Humans and animals can execute complex motor actions without any apparent computations. As soon as a nearby object is seen it can be grasped; the readiness to do so seems to arise as soon as the object is perceived. A motor act can also be imagined and subsequently executed, again without any apparent computational effort.
In robotic applications this kind of lucid readiness would be most useful. However, the existing robots usually do not work in that way; each motion has to be computed and more complex acts call for complicated numeric modelling.
Here a more natural way of motion control is outlined, one that realizes the immediate readiness to act as a response to a perceived situation and also allows the execution of ‘imagined’ acts. All this is to be executed without numeric computations.

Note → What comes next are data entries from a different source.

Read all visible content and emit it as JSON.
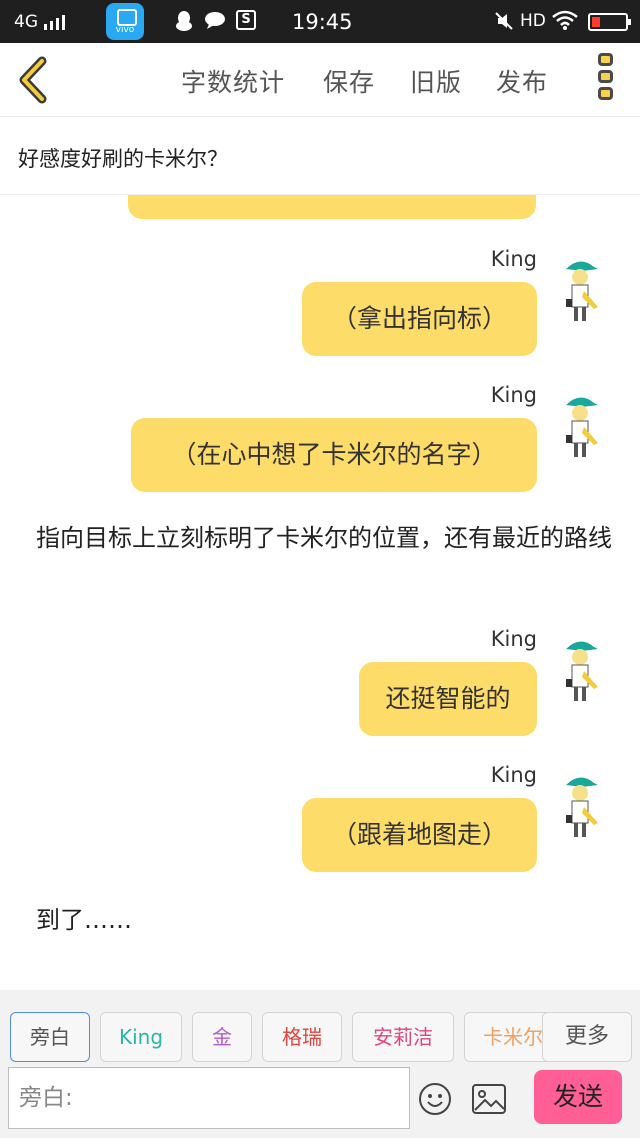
{
  "status_bar": {
    "network": "4G",
    "app_icon_label": "vivo",
    "sim_label": "S",
    "time": "19:45",
    "hd": "HD"
  },
  "toolbar": {
    "word_count": "字数统计",
    "save": "保存",
    "old_version": "旧版",
    "publish": "发布"
  },
  "story": {
    "title": "好感度好刷的卡米尔？"
  },
  "messages": [
    {
      "speaker": "King",
      "text": "（拿出指向标）"
    },
    {
      "speaker": "King",
      "text": "（在心中想了卡米尔的名字）"
    },
    {
      "text": "指向目标上立刻标明了卡米尔的位置，还有最近的路线"
    },
    {
      "speaker": "King",
      "text": "还挺智能的"
    },
    {
      "speaker": "King",
      "text": "（跟着地图走）"
    },
    {
      "text": "到了……"
    }
  ],
  "roles": {
    "items": [
      {
        "label": "旁白",
        "color": "#555555"
      },
      {
        "label": "King",
        "color": "#2bb5a8"
      },
      {
        "label": "金",
        "color": "#b45cc8"
      },
      {
        "label": "格瑞",
        "color": "#e0443c"
      },
      {
        "label": "安莉洁",
        "color": "#e0457b"
      },
      {
        "label": "卡米尔",
        "color": "#f0a060"
      }
    ],
    "more": "更多"
  },
  "input": {
    "placeholder": "旁白:",
    "send": "发送"
  },
  "colors": {
    "bubble": "#fedc6a",
    "send_button": "#ff5f95",
    "accent_border": "#4a90e2"
  },
  "icons": [
    "back-chevron-icon",
    "more-menu-icon",
    "emoji-icon",
    "image-icon",
    "wifi-icon",
    "mute-icon",
    "battery-icon",
    "signal-icon"
  ]
}
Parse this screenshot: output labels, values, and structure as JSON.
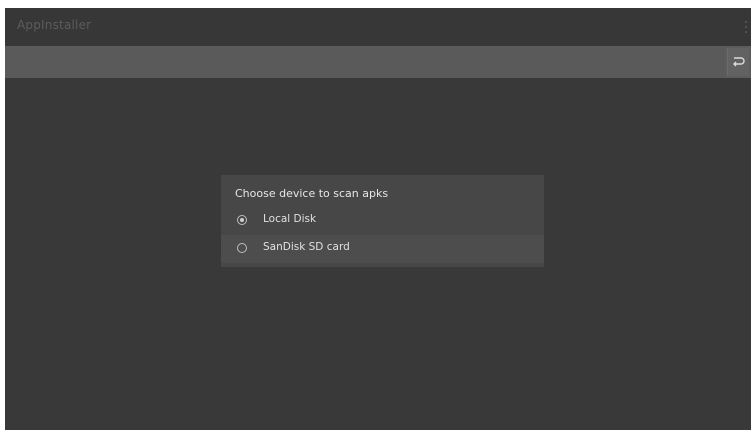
{
  "app": {
    "title": "AppInstaller"
  },
  "dialog": {
    "title": "Choose device to scan apks",
    "options": [
      {
        "label": "Local Disk",
        "selected": true
      },
      {
        "label": "SanDisk SD card",
        "selected": false
      }
    ]
  },
  "icons": {
    "menu": "more-vert-icon",
    "back": "return-arrow-icon",
    "radio_on": "radio-checked-icon",
    "radio_off": "radio-unchecked-icon"
  },
  "colors": {
    "background": "#393939",
    "dialog": "#474747",
    "path_bar": "#5a5a5a"
  }
}
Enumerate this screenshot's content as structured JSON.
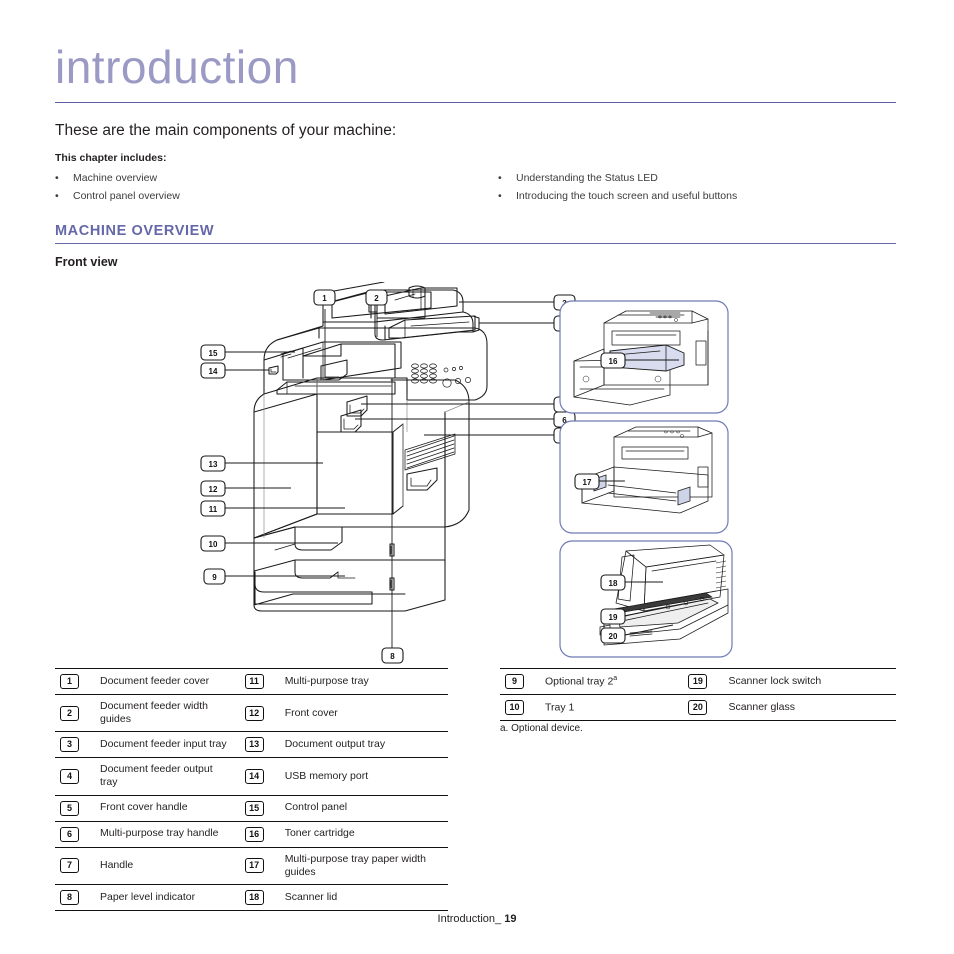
{
  "chapter": {
    "title": "introduction",
    "lede": "These are the main components of your machine:",
    "includes_label": "This chapter includes:",
    "includes_left": [
      "Machine overview",
      "Control panel overview"
    ],
    "includes_right": [
      "Understanding the Status LED",
      "Introducing the touch screen and useful buttons"
    ],
    "bullet_glyph": "•"
  },
  "section": {
    "heading": "MACHINE OVERVIEW",
    "sub_heading": "Front view"
  },
  "figure": {
    "main_caption": "Front view illustration of the multifunction printer with numbered callouts 1 through 15",
    "callouts_main": [
      "1",
      "2",
      "3",
      "4",
      "5",
      "6",
      "7",
      "8",
      "9",
      "10",
      "11",
      "12",
      "13",
      "14",
      "15"
    ],
    "inset_1_callouts": [
      "16"
    ],
    "inset_2_callouts": [
      "17"
    ],
    "inset_3_callouts": [
      "18",
      "19",
      "20"
    ],
    "inset_border_color": "#6e7bb5"
  },
  "legend_left": [
    {
      "n1": "1",
      "l1": "Document feeder cover",
      "n2": "11",
      "l2": "Multi-purpose tray"
    },
    {
      "n1": "2",
      "l1": "Document feeder width guides",
      "n2": "12",
      "l2": "Front cover"
    },
    {
      "n1": "3",
      "l1": "Document feeder input tray",
      "n2": "13",
      "l2": "Document output tray"
    },
    {
      "n1": "4",
      "l1": "Document feeder output tray",
      "n2": "14",
      "l2": "USB memory port"
    },
    {
      "n1": "5",
      "l1": "Front cover handle",
      "n2": "15",
      "l2": "Control panel"
    },
    {
      "n1": "6",
      "l1": "Multi-purpose tray handle",
      "n2": "16",
      "l2": "Toner cartridge"
    },
    {
      "n1": "7",
      "l1": "Handle",
      "n2": "17",
      "l2": "Multi-purpose tray paper width guides"
    },
    {
      "n1": "8",
      "l1": "Paper level indicator",
      "n2": "18",
      "l2": "Scanner lid"
    }
  ],
  "legend_right": [
    {
      "n1": "9",
      "l1": "Optional tray 2",
      "l1_sup": "a",
      "n2": "19",
      "l2": "Scanner lock switch"
    },
    {
      "n1": "10",
      "l1": "Tray 1",
      "l1_sup": "",
      "n2": "20",
      "l2": "Scanner glass"
    }
  ],
  "footnote": "a. Optional device.",
  "footer": {
    "label": "Introduction_",
    "page": "19"
  },
  "colors": {
    "title_purple": "#9a9ac4",
    "rule_purple": "#5b5ea0",
    "heading_purple": "#6568a8",
    "body_text": "#231f20",
    "inset_blue": "#6e7bb5"
  }
}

In many technical applications the position of a mechanical component has to be controlled accurately. For instance in CD players the laser head position must be exactly correct at every moment; the tracking error must be zero at all times. This calls for elaborate control circuitry. In robotic applications, however, this kind of accuracy is not always necessary. A robot arm must execute a motion that allows it to grasp an object. Here the trajectory of the arm is not important; the final position is. There is no need to define a trajectory for the arm and try to control the tracking error against this trajectory. ...